Wake Forest at Boston College: BC offense vs. WF defense


If you’re interested in a team unit that has been in a clear nosedive since the 2009 season, then meet the Boston College Eagles offense. A good game against UMass notwithstanding (more on that shortly), it’s been downright ugly for the Eagles, who have seemed to need nothing short of divine intervention to score touchdowns. This week, they will be matched up against a Wake Forest Demon Deacons defense which has performed decently this season.

This past Saturday, the Eagles busted out for 45 points, the most they had scored in any game since October 17, 2009, when Montel Harris almost single-handedly crushed NC State, 52-20. It should be noted, however, that in BC’s last three seasons, of their four highest point totals, three were against FCS teams (and clearly, the fourth of those was against the Wolfpack). Outside of that, the Eagles’ offensive track record against teams in their own subdivision has not been pretty.

In chart format, we have a look at what BC has done offensively since that game (click to enlarge):

2009 was all over the place for Boston College, 2010 was consistently terrible, and 2011 is all over the place again. If it weren’t for those games against FCS teams, BC’s offensive stats over this stretch would certainly look worse than they currently are. Likewise, Wake Forest’s defensive stats from this season would take a hit if we were to eliminate the Gardner-Webb game; it’s just the nature of the beast.

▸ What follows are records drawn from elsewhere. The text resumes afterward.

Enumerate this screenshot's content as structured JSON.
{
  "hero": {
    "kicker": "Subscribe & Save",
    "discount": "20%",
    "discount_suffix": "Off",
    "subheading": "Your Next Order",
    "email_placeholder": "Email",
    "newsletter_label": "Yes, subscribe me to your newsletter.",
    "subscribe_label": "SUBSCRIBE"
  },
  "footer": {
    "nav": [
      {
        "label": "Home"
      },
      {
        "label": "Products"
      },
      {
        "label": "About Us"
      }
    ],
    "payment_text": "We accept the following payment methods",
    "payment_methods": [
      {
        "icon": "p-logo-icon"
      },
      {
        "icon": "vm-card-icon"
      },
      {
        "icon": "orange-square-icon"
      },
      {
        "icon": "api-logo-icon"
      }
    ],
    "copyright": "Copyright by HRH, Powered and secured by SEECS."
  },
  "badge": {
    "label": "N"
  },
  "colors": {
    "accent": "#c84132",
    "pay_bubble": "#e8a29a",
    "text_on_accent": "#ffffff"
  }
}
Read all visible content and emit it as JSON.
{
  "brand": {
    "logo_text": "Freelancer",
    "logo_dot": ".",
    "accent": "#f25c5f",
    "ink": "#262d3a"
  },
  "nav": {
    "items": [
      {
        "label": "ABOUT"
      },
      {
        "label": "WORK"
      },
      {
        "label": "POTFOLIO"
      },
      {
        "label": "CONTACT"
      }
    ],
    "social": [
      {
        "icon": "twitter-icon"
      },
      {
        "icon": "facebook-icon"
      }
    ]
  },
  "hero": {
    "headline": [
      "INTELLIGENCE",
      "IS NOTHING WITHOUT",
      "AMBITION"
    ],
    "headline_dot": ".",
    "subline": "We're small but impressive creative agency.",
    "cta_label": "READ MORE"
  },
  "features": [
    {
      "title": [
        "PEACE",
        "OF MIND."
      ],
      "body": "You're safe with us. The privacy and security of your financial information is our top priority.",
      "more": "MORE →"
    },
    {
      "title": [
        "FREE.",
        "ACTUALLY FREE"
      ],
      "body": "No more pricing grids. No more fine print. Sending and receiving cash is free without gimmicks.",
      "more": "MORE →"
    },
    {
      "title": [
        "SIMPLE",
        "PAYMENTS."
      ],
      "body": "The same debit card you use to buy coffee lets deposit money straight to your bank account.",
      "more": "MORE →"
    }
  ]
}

Against FBS competition so far this year, the Eagles have been wildly inconsistent. In the Northwestern game, their total yardage spiked to almost 500 yards, but they only managed 17 points. (That works out to an average of 28 yards per point scored, which I’m sure would be atrocious if it were a real stat.) Not only have they had big highs with yardage, they’ve also had big lows, and it just so happens that a week after putting large gains on the Wildcats, they cratered against the Knights, but did better against Duke the following week.

Sorry to say, but in all of the FCS games, one can see a pattern of how BC maximized their yardage (and, as it were, defensive turnovers) and turned them into points. In many of the other contests, however, this wasn’t the case. One silver lining is that at least this 2011 team can GAIN yards, unlike the 2010 team. The problem is that a lot of those yards don’t lead them across the goal line.

Quarterback Chase Rettig is having an interesting 2011. We only have a sample size of four games (though I suppose in some sense, 1/3 of the season isn’t a tiny amount), but he’s seen marginal improvement in his passer rating, completion percentage, and yards per attempt average. I am sure he would be even better if he had an offensive line that could protect him, however, and he’s already been sacked ten times this season. BC’s 2.5 sacks allowed per game has tied them for 89th in FBS, and given the way this bunch has looked (even UMass put him on the deck twice on Saturday), I think things will get worse before they get better.

As far as this week goes, however, Wake Forest does not ostensibly pose much of a threat. In three games, they have recorded only two sacks, and one of them was on Gardner-Webb, which means they’ve only recorded one sack out of the two games that they’ve played which actually matter. Maybe their opposition had good offensive lines, or the quarterback was good at getting rid of the football, or Wake’s defensive front just isn’t any good. Whatever the case may be, the Deacs have not gotten to the quarterback nearly enough this season. (For what it’s worth, and it would have been more germane for yesterday’s article, the Eagles are only slightly better with four sacks in four games — it would appear both of these offenses are more likely to get sacked than their defenses are to do the sacking.) This will make for interesting matchups to watch on both sides: neither team is good at getting to the quarterback, but neither team seems to be able to stop the other team from doing it. Something’s gotta give, I suppose.

The Demon Deacons have been alright defensively; good in certain areas, but not across-the-board great. In terms of total defense (and I’m sure playing Gardner-Webb will improve this ranking), they are 19th with only 287.33 yards allowed per game. This is in part because their rush defense is 18th in FBS, but their pass efficiency defense is a much more unimpressive 74th. Furthermore, their red zone defense is tied for 76th, as the Deacs allow the other team to convert 88% of the time (5 TD, 2 FG on eight drives), but the stat is somewhat misleading because, as aforementioned, they’ve only been in eight red zone situations this year so far. Boston College, for example, has a lower percentage at 75% but have been in that situation twice as many times (16) as Wake. Finally, Wake’s scoring defense is a decent 49th (22.67 ppg), only one slot ahead of the Eagles who are a few hundredths of a point higher.

Looking at all the facts in front of me, this is not an easy matchup to call. I am not the kind of person who thinks that one good game against a lousy FCS team fixed all of Boston College’s problems, nor do I think they are completely incapable of driving the football on Wake’s defense. It is hard for me to envision the Eagles going up and down the field against Wake, just as it seems unlikely that the Deacs will stuff BC all day. Both the Boston College offense and Wake Forest defense have their pluses and minuses, and while I was prepared to say the Eagles’ are a little more exaggerated than the Deacs’, I am hesitant. This looks like a push, with a possible slight edge to Wake Forest.